_Your goal_
Without the pictures, copy all the entries below exactly.

(Data about app and page elements)
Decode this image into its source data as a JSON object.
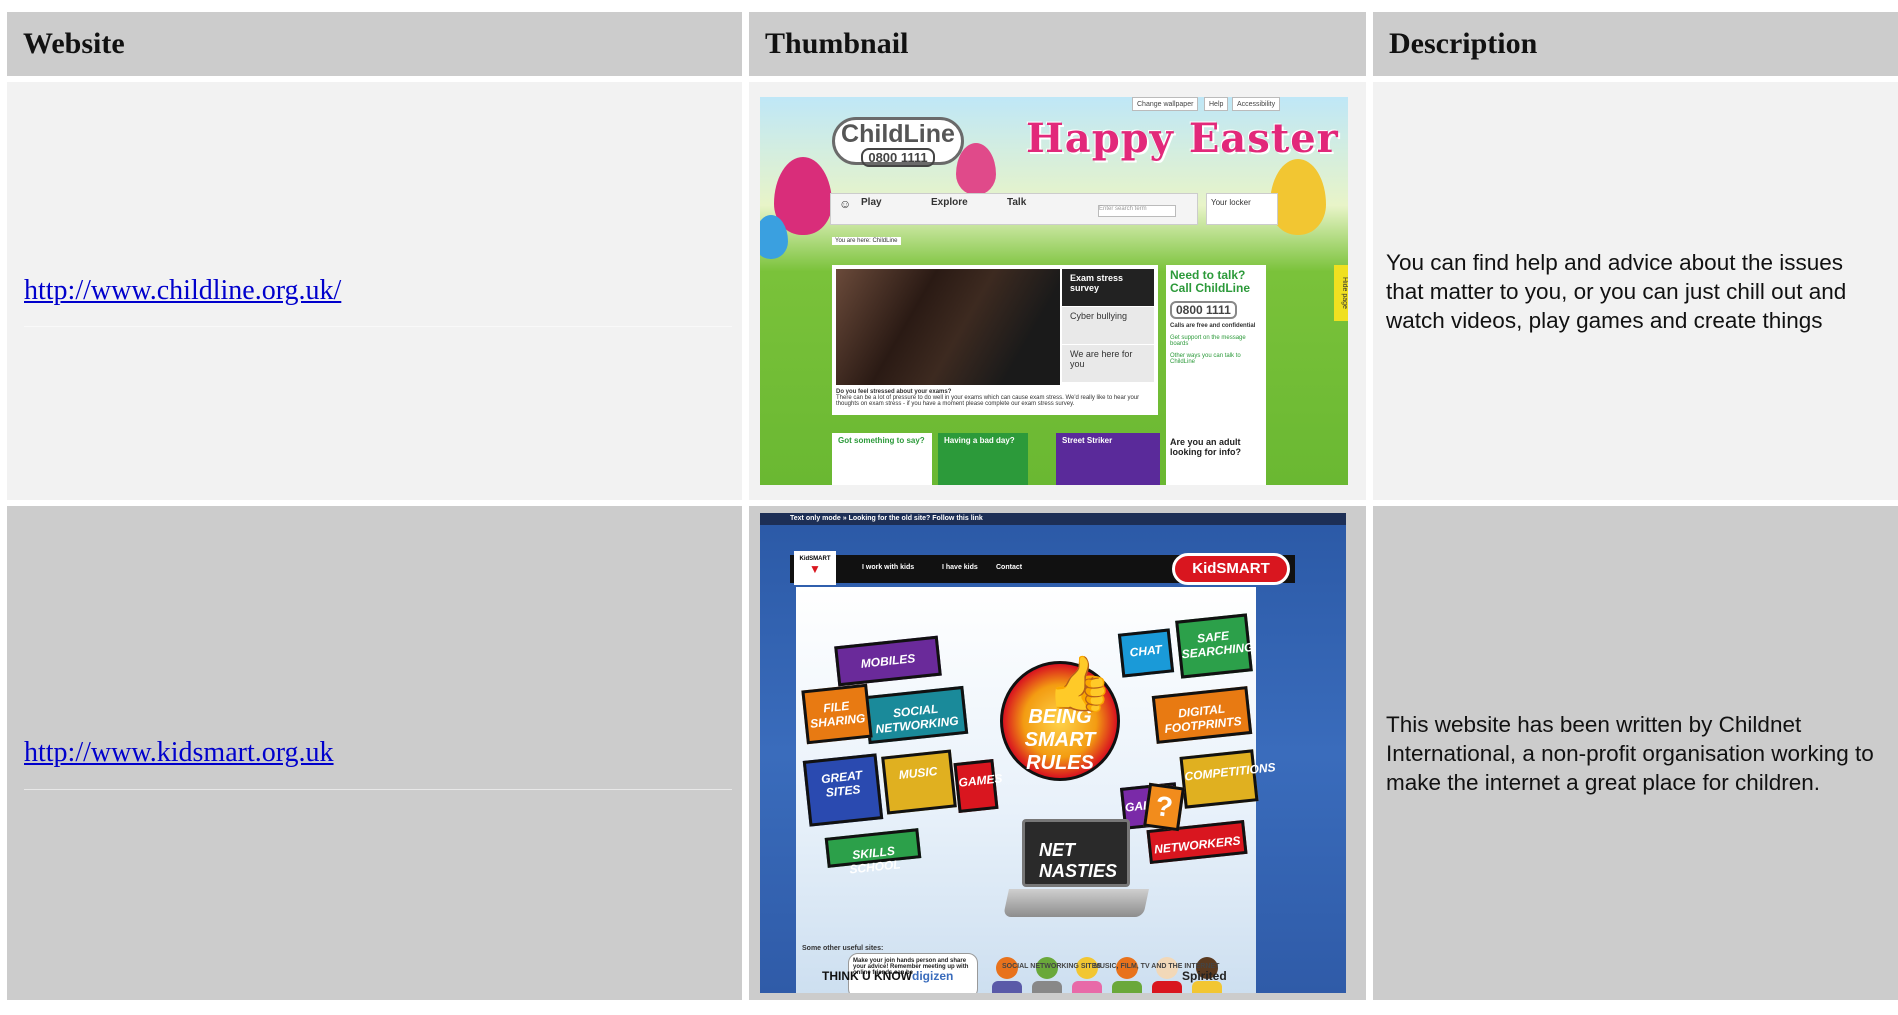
{
  "table": {
    "headers": [
      "Website",
      "Thumbnail",
      "Description"
    ],
    "rows": [
      {
        "url": "http://www.childline.org.uk/",
        "description": "You can find help and advice about the issues that matter to you, or you can just chill out and watch videos, play games and create things"
      },
      {
        "url": "http://www.kidsmart.org.uk",
        "description": "This website has been written by Childnet International, a non-profit organisation working to make the internet a great place for children."
      }
    ]
  },
  "thumb_childline": {
    "top_buttons": [
      "Change wallpaper",
      "Help",
      "Accessibility"
    ],
    "logo_name": "ChildLine",
    "logo_number": "0800 1111",
    "banner": "Happy Easter",
    "nav": [
      "Play",
      "Explore",
      "Talk"
    ],
    "search_placeholder": "Enter search term",
    "locker": "Your locker",
    "breadcrumb": "You are here: ChildLine",
    "menu": [
      "Exam stress survey",
      "Cyber bullying",
      "We are here for you"
    ],
    "caption_title": "Do you feel stressed about your exams?",
    "caption_text": "There can be a lot of pressure to do well in your exams which can cause exam stress. We'd really like to hear your thoughts on exam stress - if you have a moment please complete our exam stress survey.",
    "side_heading": "Need to talk? Call ChildLine",
    "side_number": "0800 1111",
    "side_note": "Calls are free and confidential",
    "side_links": [
      "Get support on the message boards",
      "Other ways you can talk to ChildLine"
    ],
    "hide_tab": "Hide page",
    "tiles": [
      "Got something to say?",
      "Having a bad day?",
      "Street Striker"
    ],
    "adult_box": "Are you an adult looking for info?"
  },
  "thumb_kidsmart": {
    "top_bar": "Text only mode »   Looking for the old site? Follow this link",
    "tab": "KidSMART",
    "nav": [
      "I work with kids",
      "I have kids",
      "Contact"
    ],
    "logo": "KidSMART",
    "tiles": [
      "MOBILES",
      "SOCIAL NETWORKING",
      "FILE SHARING",
      "CHAT",
      "SAFE SEARCHING",
      "DIGITAL FOOTPRINTS",
      "GREAT SITES",
      "MUSIC",
      "GAMES",
      "GALLERY",
      "COMPETITIONS",
      "SKILLS SCHOOL",
      "NETWORKERS"
    ],
    "burst": "BEING SMART RULES",
    "laptop": "NET NASTIES",
    "bubble": "Make your join hands person and share your advice! Remember meeting up with online friends can be",
    "useful": "Some other useful sites:",
    "partners": [
      "THINK U KNOW",
      "digizen",
      "SOCIAL NETWORKING SITES",
      "MUSIC, FILM, TV AND THE INTERNET",
      "Spirited"
    ]
  }
}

_Result of the exercise_
Decode this image into its source data as a JSON object.
{
  "table": {
    "headers": [
      "Website",
      "Thumbnail",
      "Description"
    ],
    "rows": [
      {
        "url": "http://www.childline.org.uk/",
        "description": "You can find help and advice about the issues that matter to you, or you can just chill out and watch videos, play games and create things"
      },
      {
        "url": "http://www.kidsmart.org.uk",
        "description": "This website has been written by Childnet International, a non-profit organisation working to make the internet a great place for children."
      }
    ]
  },
  "thumb_childline": {
    "top_buttons": [
      "Change wallpaper",
      "Help",
      "Accessibility"
    ],
    "logo_name": "ChildLine",
    "logo_number": "0800 1111",
    "banner": "Happy Easter",
    "nav": [
      "Play",
      "Explore",
      "Talk"
    ],
    "search_placeholder": "Enter search term",
    "locker": "Your locker",
    "breadcrumb": "You are here: ChildLine",
    "menu": [
      "Exam stress survey",
      "Cyber bullying",
      "We are here for you"
    ],
    "caption_title": "Do you feel stressed about your exams?",
    "caption_text": "There can be a lot of pressure to do well in your exams which can cause exam stress. We'd really like to hear your thoughts on exam stress - if you have a moment please complete our exam stress survey.",
    "side_heading": "Need to talk? Call ChildLine",
    "side_number": "0800 1111",
    "side_note": "Calls are free and confidential",
    "side_links": [
      "Get support on the message boards",
      "Other ways you can talk to ChildLine"
    ],
    "hide_tab": "Hide page",
    "tiles": [
      "Got something to say?",
      "Having a bad day?",
      "Street Striker"
    ],
    "adult_box": "Are you an adult looking for info?"
  },
  "thumb_kidsmart": {
    "top_bar": "Text only mode »   Looking for the old site? Follow this link",
    "tab": "KidSMART",
    "nav": [
      "I work with kids",
      "I have kids",
      "Contact"
    ],
    "logo": "KidSMART",
    "tiles": [
      "MOBILES",
      "SOCIAL NETWORKING",
      "FILE SHARING",
      "CHAT",
      "SAFE SEARCHING",
      "DIGITAL FOOTPRINTS",
      "GREAT SITES",
      "MUSIC",
      "GAMES",
      "GALLERY",
      "COMPETITIONS",
      "SKILLS SCHOOL",
      "NETWORKERS"
    ],
    "burst": "BEING SMART RULES",
    "laptop": "NET NASTIES",
    "bubble": "Make your join hands person and share your advice! Remember meeting up with online friends can be",
    "useful": "Some other useful sites:",
    "partners": [
      "THINK U KNOW",
      "digizen",
      "SOCIAL NETWORKING SITES",
      "MUSIC, FILM, TV AND THE INTERNET",
      "Spirited"
    ]
  }
}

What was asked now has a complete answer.